[Entries from a dataset of interfaces]
= Beginning of Section =
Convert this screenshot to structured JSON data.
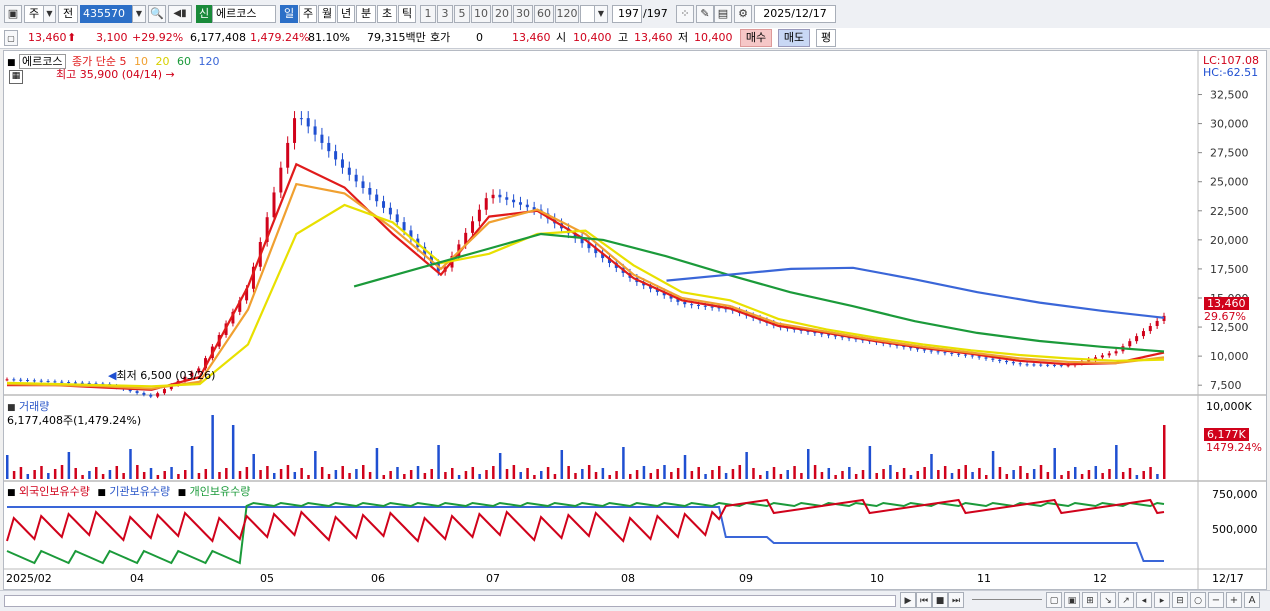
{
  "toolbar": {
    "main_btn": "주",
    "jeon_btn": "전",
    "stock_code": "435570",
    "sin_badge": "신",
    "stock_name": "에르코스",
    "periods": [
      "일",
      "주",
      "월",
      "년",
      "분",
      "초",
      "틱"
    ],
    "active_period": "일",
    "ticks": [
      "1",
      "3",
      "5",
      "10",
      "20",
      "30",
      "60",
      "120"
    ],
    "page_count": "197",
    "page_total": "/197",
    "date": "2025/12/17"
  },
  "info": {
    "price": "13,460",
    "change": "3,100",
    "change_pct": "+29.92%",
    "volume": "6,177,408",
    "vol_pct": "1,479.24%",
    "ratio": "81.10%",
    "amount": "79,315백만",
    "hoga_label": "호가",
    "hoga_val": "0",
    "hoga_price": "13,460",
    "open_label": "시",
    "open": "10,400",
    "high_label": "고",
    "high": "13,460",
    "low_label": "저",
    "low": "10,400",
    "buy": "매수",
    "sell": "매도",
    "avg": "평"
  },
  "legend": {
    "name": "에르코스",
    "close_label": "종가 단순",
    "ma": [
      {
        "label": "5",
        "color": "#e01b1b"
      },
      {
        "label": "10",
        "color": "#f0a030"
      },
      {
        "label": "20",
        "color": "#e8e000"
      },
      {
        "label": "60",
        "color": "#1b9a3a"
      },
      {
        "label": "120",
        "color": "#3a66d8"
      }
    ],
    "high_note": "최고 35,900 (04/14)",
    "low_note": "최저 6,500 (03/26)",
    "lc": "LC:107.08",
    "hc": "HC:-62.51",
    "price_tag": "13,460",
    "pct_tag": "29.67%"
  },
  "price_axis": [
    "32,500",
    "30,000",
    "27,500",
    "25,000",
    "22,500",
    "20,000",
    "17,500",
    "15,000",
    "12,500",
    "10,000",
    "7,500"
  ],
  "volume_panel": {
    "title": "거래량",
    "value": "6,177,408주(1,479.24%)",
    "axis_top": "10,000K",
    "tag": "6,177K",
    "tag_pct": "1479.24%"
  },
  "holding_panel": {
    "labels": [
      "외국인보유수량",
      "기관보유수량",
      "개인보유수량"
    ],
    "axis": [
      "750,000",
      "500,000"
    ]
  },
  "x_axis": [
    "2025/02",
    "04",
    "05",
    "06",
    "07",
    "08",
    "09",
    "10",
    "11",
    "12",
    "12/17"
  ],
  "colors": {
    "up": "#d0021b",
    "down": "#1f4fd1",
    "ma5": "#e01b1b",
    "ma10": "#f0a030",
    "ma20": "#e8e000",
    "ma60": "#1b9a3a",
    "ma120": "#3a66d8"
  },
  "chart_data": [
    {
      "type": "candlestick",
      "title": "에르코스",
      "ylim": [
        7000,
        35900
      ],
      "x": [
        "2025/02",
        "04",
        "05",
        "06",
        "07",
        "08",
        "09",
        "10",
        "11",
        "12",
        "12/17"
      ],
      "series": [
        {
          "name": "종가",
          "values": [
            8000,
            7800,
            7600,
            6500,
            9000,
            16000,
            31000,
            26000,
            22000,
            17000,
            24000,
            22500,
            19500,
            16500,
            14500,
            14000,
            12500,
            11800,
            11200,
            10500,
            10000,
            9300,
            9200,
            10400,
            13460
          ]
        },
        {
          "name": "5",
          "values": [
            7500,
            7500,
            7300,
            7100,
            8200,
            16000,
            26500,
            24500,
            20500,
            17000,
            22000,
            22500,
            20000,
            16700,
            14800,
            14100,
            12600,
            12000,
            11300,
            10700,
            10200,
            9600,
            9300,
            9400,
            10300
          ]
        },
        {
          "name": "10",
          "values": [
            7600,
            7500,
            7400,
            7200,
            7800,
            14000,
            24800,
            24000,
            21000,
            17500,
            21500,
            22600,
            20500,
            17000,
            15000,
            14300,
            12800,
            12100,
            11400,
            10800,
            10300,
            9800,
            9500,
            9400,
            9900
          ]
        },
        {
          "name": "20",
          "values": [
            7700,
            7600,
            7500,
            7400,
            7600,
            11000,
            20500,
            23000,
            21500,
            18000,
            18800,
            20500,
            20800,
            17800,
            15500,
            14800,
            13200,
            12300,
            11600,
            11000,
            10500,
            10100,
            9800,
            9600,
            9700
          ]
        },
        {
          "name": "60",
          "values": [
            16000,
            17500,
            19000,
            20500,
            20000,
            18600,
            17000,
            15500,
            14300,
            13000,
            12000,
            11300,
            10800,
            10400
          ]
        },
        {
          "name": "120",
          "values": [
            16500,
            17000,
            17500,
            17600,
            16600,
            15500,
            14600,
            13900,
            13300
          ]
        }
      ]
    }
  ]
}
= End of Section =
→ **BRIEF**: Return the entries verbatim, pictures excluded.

→ **PROBLEM SOLUTION**:
Convert this screenshot to structured JSON data.
{
  "toolbar": {
    "main_btn": "주",
    "jeon_btn": "전",
    "stock_code": "435570",
    "sin_badge": "신",
    "stock_name": "에르코스",
    "periods": [
      "일",
      "주",
      "월",
      "년",
      "분",
      "초",
      "틱"
    ],
    "active_period": "일",
    "ticks": [
      "1",
      "3",
      "5",
      "10",
      "20",
      "30",
      "60",
      "120"
    ],
    "page_count": "197",
    "page_total": "/197",
    "date": "2025/12/17"
  },
  "info": {
    "price": "13,460",
    "change": "3,100",
    "change_pct": "+29.92%",
    "volume": "6,177,408",
    "vol_pct": "1,479.24%",
    "ratio": "81.10%",
    "amount": "79,315백만",
    "hoga_label": "호가",
    "hoga_val": "0",
    "hoga_price": "13,460",
    "open_label": "시",
    "open": "10,400",
    "high_label": "고",
    "high": "13,460",
    "low_label": "저",
    "low": "10,400",
    "buy": "매수",
    "sell": "매도",
    "avg": "평"
  },
  "legend": {
    "name": "에르코스",
    "close_label": "종가 단순",
    "ma": [
      {
        "label": "5",
        "color": "#e01b1b"
      },
      {
        "label": "10",
        "color": "#f0a030"
      },
      {
        "label": "20",
        "color": "#e8e000"
      },
      {
        "label": "60",
        "color": "#1b9a3a"
      },
      {
        "label": "120",
        "color": "#3a66d8"
      }
    ],
    "high_note": "최고 35,900 (04/14)",
    "low_note": "최저 6,500 (03/26)",
    "lc": "LC:107.08",
    "hc": "HC:-62.51",
    "price_tag": "13,460",
    "pct_tag": "29.67%"
  },
  "price_axis": [
    "32,500",
    "30,000",
    "27,500",
    "25,000",
    "22,500",
    "20,000",
    "17,500",
    "15,000",
    "12,500",
    "10,000",
    "7,500"
  ],
  "volume_panel": {
    "title": "거래량",
    "value": "6,177,408주(1,479.24%)",
    "axis_top": "10,000K",
    "tag": "6,177K",
    "tag_pct": "1479.24%"
  },
  "holding_panel": {
    "labels": [
      "외국인보유수량",
      "기관보유수량",
      "개인보유수량"
    ],
    "axis": [
      "750,000",
      "500,000"
    ]
  },
  "x_axis": [
    "2025/02",
    "04",
    "05",
    "06",
    "07",
    "08",
    "09",
    "10",
    "11",
    "12",
    "12/17"
  ],
  "colors": {
    "up": "#d0021b",
    "down": "#1f4fd1",
    "ma5": "#e01b1b",
    "ma10": "#f0a030",
    "ma20": "#e8e000",
    "ma60": "#1b9a3a",
    "ma120": "#3a66d8"
  },
  "chart_data": [
    {
      "type": "candlestick",
      "title": "에르코스",
      "ylim": [
        7000,
        35900
      ],
      "x": [
        "2025/02",
        "04",
        "05",
        "06",
        "07",
        "08",
        "09",
        "10",
        "11",
        "12",
        "12/17"
      ],
      "series": [
        {
          "name": "종가",
          "values": [
            8000,
            7800,
            7600,
            6500,
            9000,
            16000,
            31000,
            26000,
            22000,
            17000,
            24000,
            22500,
            19500,
            16500,
            14500,
            14000,
            12500,
            11800,
            11200,
            10500,
            10000,
            9300,
            9200,
            10400,
            13460
          ]
        },
        {
          "name": "5",
          "values": [
            7500,
            7500,
            7300,
            7100,
            8200,
            16000,
            26500,
            24500,
            20500,
            17000,
            22000,
            22500,
            20000,
            16700,
            14800,
            14100,
            12600,
            12000,
            11300,
            10700,
            10200,
            9600,
            9300,
            9400,
            10300
          ]
        },
        {
          "name": "10",
          "values": [
            7600,
            7500,
            7400,
            7200,
            7800,
            14000,
            24800,
            24000,
            21000,
            17500,
            21500,
            22600,
            20500,
            17000,
            15000,
            14300,
            12800,
            12100,
            11400,
            10800,
            10300,
            9800,
            9500,
            9400,
            9900
          ]
        },
        {
          "name": "20",
          "values": [
            7700,
            7600,
            7500,
            7400,
            7600,
            11000,
            20500,
            23000,
            21500,
            18000,
            18800,
            20500,
            20800,
            17800,
            15500,
            14800,
            13200,
            12300,
            11600,
            11000,
            10500,
            10100,
            9800,
            9600,
            9700
          ]
        },
        {
          "name": "60",
          "values": [
            16000,
            17500,
            19000,
            20500,
            20000,
            18600,
            17000,
            15500,
            14300,
            13000,
            12000,
            11300,
            10800,
            10400
          ]
        },
        {
          "name": "120",
          "values": [
            16500,
            17000,
            17500,
            17600,
            16600,
            15500,
            14600,
            13900,
            13300
          ]
        }
      ]
    }
  ]
}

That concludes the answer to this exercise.